◆ DIRECTIONS FOR THIS TASK
The records that follow are to be repeated without alteration.

◆ MATERIAL FOR THIS EXERCISE
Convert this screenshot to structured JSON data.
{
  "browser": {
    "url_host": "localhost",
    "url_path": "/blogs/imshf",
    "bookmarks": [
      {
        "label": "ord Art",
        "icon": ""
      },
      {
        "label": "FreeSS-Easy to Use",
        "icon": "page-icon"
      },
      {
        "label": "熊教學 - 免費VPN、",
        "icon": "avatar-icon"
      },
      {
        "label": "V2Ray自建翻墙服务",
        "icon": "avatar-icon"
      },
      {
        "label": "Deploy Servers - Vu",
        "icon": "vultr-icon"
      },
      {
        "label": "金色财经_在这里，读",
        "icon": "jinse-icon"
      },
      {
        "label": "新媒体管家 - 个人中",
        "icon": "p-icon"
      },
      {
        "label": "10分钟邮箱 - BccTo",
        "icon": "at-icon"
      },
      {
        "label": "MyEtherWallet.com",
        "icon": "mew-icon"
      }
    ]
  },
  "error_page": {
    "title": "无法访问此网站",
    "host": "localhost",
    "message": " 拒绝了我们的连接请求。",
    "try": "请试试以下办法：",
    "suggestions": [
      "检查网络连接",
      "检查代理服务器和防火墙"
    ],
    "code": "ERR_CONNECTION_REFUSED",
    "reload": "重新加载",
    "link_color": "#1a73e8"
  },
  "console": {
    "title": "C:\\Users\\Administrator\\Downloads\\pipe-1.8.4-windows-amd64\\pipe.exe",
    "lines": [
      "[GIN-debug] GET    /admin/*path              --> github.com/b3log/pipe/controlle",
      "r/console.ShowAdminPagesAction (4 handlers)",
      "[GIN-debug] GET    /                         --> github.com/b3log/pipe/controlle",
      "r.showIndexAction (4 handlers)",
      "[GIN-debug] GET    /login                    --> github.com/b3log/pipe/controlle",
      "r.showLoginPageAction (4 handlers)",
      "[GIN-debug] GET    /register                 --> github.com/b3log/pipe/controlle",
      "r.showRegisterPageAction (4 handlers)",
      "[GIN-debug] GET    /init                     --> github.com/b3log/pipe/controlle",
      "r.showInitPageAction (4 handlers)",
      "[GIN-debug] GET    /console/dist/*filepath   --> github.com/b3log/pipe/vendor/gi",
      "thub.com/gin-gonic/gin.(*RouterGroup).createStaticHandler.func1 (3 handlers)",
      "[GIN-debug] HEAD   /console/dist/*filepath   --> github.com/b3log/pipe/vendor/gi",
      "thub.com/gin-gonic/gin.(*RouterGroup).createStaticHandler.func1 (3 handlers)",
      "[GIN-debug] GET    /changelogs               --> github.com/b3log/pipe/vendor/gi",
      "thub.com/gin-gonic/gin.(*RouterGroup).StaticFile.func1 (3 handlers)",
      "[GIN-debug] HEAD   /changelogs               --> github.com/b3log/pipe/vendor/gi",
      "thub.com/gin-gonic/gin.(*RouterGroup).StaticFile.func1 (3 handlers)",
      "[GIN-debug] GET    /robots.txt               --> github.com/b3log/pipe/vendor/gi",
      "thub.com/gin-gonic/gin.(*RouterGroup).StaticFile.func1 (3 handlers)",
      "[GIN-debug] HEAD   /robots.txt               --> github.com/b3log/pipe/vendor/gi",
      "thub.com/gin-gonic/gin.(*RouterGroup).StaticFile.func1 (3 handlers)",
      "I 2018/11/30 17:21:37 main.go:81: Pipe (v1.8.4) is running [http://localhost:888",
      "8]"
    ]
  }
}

◆ COMPLETED TASK
Convert this screenshot to structured JSON data.
{
  "browser": {
    "url_host": "localhost",
    "url_path": "/blogs/imshf",
    "bookmarks": [
      {
        "label": "ord Art",
        "icon": ""
      },
      {
        "label": "FreeSS-Easy to Use",
        "icon": "page-icon"
      },
      {
        "label": "熊教學 - 免費VPN、",
        "icon": "avatar-icon"
      },
      {
        "label": "V2Ray自建翻墙服务",
        "icon": "avatar-icon"
      },
      {
        "label": "Deploy Servers - Vu",
        "icon": "vultr-icon"
      },
      {
        "label": "金色财经_在这里，读",
        "icon": "jinse-icon"
      },
      {
        "label": "新媒体管家 - 个人中",
        "icon": "p-icon"
      },
      {
        "label": "10分钟邮箱 - BccTo",
        "icon": "at-icon"
      },
      {
        "label": "MyEtherWallet.com",
        "icon": "mew-icon"
      }
    ]
  },
  "error_page": {
    "title": "无法访问此网站",
    "host": "localhost",
    "message": " 拒绝了我们的连接请求。",
    "try": "请试试以下办法：",
    "suggestions": [
      "检查网络连接",
      "检查代理服务器和防火墙"
    ],
    "code": "ERR_CONNECTION_REFUSED",
    "reload": "重新加载",
    "link_color": "#1a73e8"
  },
  "console": {
    "title": "C:\\Users\\Administrator\\Downloads\\pipe-1.8.4-windows-amd64\\pipe.exe",
    "lines": [
      "[GIN-debug] GET    /admin/*path              --> github.com/b3log/pipe/controlle",
      "r/console.ShowAdminPagesAction (4 handlers)",
      "[GIN-debug] GET    /                         --> github.com/b3log/pipe/controlle",
      "r.showIndexAction (4 handlers)",
      "[GIN-debug] GET    /login                    --> github.com/b3log/pipe/controlle",
      "r.showLoginPageAction (4 handlers)",
      "[GIN-debug] GET    /register                 --> github.com/b3log/pipe/controlle",
      "r.showRegisterPageAction (4 handlers)",
      "[GIN-debug] GET    /init                     --> github.com/b3log/pipe/controlle",
      "r.showInitPageAction (4 handlers)",
      "[GIN-debug] GET    /console/dist/*filepath   --> github.com/b3log/pipe/vendor/gi",
      "thub.com/gin-gonic/gin.(*RouterGroup).createStaticHandler.func1 (3 handlers)",
      "[GIN-debug] HEAD   /console/dist/*filepath   --> github.com/b3log/pipe/vendor/gi",
      "thub.com/gin-gonic/gin.(*RouterGroup).createStaticHandler.func1 (3 handlers)",
      "[GIN-debug] GET    /changelogs               --> github.com/b3log/pipe/vendor/gi",
      "thub.com/gin-gonic/gin.(*RouterGroup).StaticFile.func1 (3 handlers)",
      "[GIN-debug] HEAD   /changelogs               --> github.com/b3log/pipe/vendor/gi",
      "thub.com/gin-gonic/gin.(*RouterGroup).StaticFile.func1 (3 handlers)",
      "[GIN-debug] GET    /robots.txt               --> github.com/b3log/pipe/vendor/gi",
      "thub.com/gin-gonic/gin.(*RouterGroup).StaticFile.func1 (3 handlers)",
      "[GIN-debug] HEAD   /robots.txt               --> github.com/b3log/pipe/vendor/gi",
      "thub.com/gin-gonic/gin.(*RouterGroup).StaticFile.func1 (3 handlers)",
      "I 2018/11/30 17:21:37 main.go:81: Pipe (v1.8.4) is running [http://localhost:888",
      "8]"
    ]
  }
}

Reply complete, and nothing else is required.